What’s it all about? Cheryl Glickman lives alone, works for a company that produces self-defence-inspired fitness videos, and lusts after one of the board members. When her bosses send their slovenly daughter Clee to stay with her, Cheryl is shaken (literally) out of her comfortable, but pretty miserable existence, into a partner and ultimately a mother

What’s great about it? It’s unlike anything you’ve ever read, and better than most of it. Plus it has one of the best and most accurate descriptions of what it’s like to become a mother that I’ve ever read.

What’s not so great? It’s pretty confronting in its radical honesty, and can be a little uncomfortable, but it’s fine once you get used to it.

What I learned about women’s writing: Women have all kinds of crazy shit going on in their heads, and the world is a better place when they write it down and share it with others.

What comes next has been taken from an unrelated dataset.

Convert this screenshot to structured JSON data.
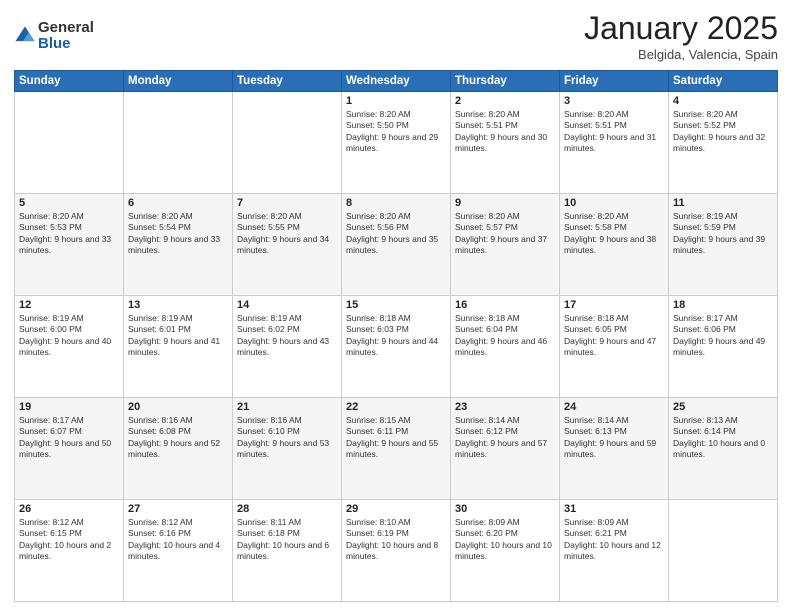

Someone else’s review: “In literary fiction, male writers who use lightness and humor, who spin wildly in the space between one sentence and the next, who push against what’s expected, are described as ‘wry’ or ‘satirical’ or just plain ‘funny.’ Women are bestowed a tiny, glittering bless-her-heart tiara of ‘whimsy.’ Reflexive condescension absolves us from serious engagement. Miranda July is a woman, and a very serious writer who is also very funny. She’s challenging. Feed ‘whimsy’ to the birds.

Also, you should listen to this Kim Hill interview with Miranda July right now. Two of my heroes at once!